Shawn, interesting reading! I like the idea of putting people together who have curiosity, vigour to explore and the energy to brutally debate innovation in a sector to come up with new products, processes or business models. And you’re right, so many “innovations” are in response to critique and not always because of the innate need/want to innovate. I have bult this thinking into a blog of my own (wink, wink: advertising:-) dealing with the latest Industrial Policy Action Plan document from the DTI available at:
For the full IPAP document, go to: http://www.thedti.gov.za/DownloadFileAction?id=851
Thank you for your comment. Free advertising of innovative technology transfer centres like yours is always welcome.
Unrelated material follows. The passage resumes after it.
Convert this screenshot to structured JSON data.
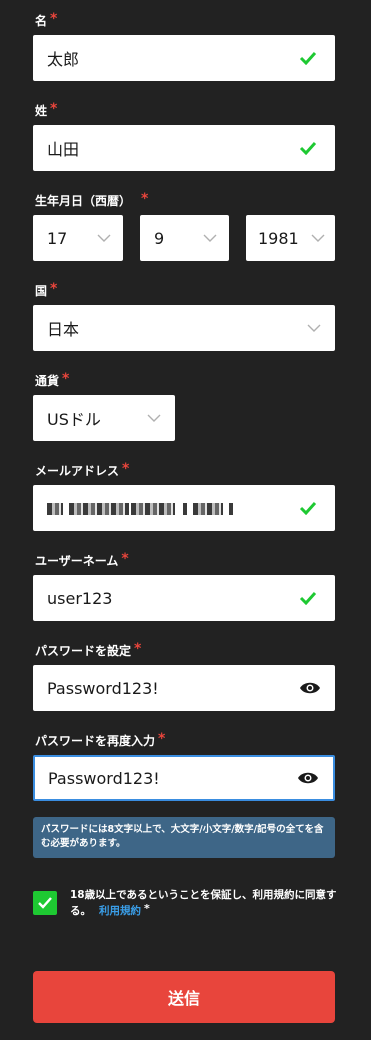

Perhaps I should explain to my readers that Larry manages the Agrifood Technology Station at CPUT in Cape Town. You have to see his reconfigurable food production pilot plant to understand why I am excited about what Larry is doing for the food sector in terms of innovation. Larry, when can I come and taste those chocolate goodies you were bragging about some time ago?
Larry, perhaps you should also announce the Food Innovation Symposium here!